Preventing parasitic diseases in small ruminants
Aug. 6 | 2018
This past July, Farmer-to-Farmer volunteer Daniel K. Miller visited Mali, including one village in Katibougou (Katibougou Village) and four in the Bougouni area (Bougouni Village, Solla-Bougouda, Toula and Kle Sokoro). In each village, the participants were asked about the problems they faced related to the health and production of their small ruminants.
The problems were primarily related to high mortality around the time of weaning, before the small ruminants were old enough to sell. This appeared to be caused by a variety of parasitic infections, including a nematode called Haemonchus contortus. It lives in the abomasum and sucks blood. When numbers escalate, it can cause anemia resulting in death. The clinical signs are pale ocular mucous membranes and occasionally bottle jaw in more chronically affected animals. It is transmitted from the grass to grazing animals when the larvae that hatch from eggs in the feces get on the grass when it is covered by a thin water film. The larvae do not survive dry conditions very well, making this a problem primarily in the wet season.

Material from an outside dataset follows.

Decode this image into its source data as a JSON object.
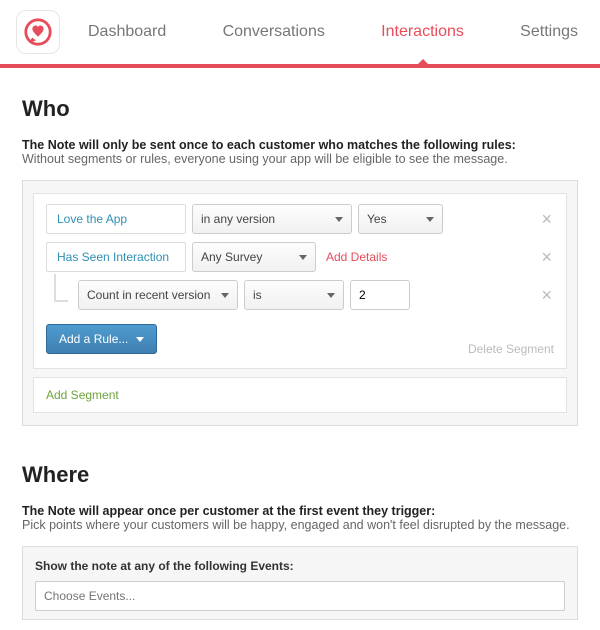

Daniel taught the villages a variety of techniques for preventing and treating this infection. Participants were taught to feed only browse, not grass, because small ruminants will become infected when grazing contaminated pastures. They were instructed to check the eyelids of all animals and treat those that are somewhat pale every two weeks after the beginning of the wet season. Since the time from infection to egg laying is about two weeks, this will kill worms before they begin to lay eggs. Not treating those that are not anemic reduces the amount of drug used and prevents the worms from developing resistance to the drug. At the end of the wet season, sell any adults that needed repeated treatments in order to build a flock of animals genetically resistantto internal parasites. After 10 to 20 generations, the flock will be much more resistant and will need less treatment.
The villages also learned the importance of clean water and proper nutrition, including the addition of salt blocks and other mineral sources, either commercial or powdered termite mounds. Use of legume plants from the field (peanuts, cow peas) after harvest or the leaves and seed pods from legume trees (Leucaena, Glyricidia) and Moringa that were grown for forage are recommended as sources of protein although most leaves, not just legumes, are relatively high in protein compared to grass. Other sources of supplemental protein are bran, oil seed cake and cotton seeds.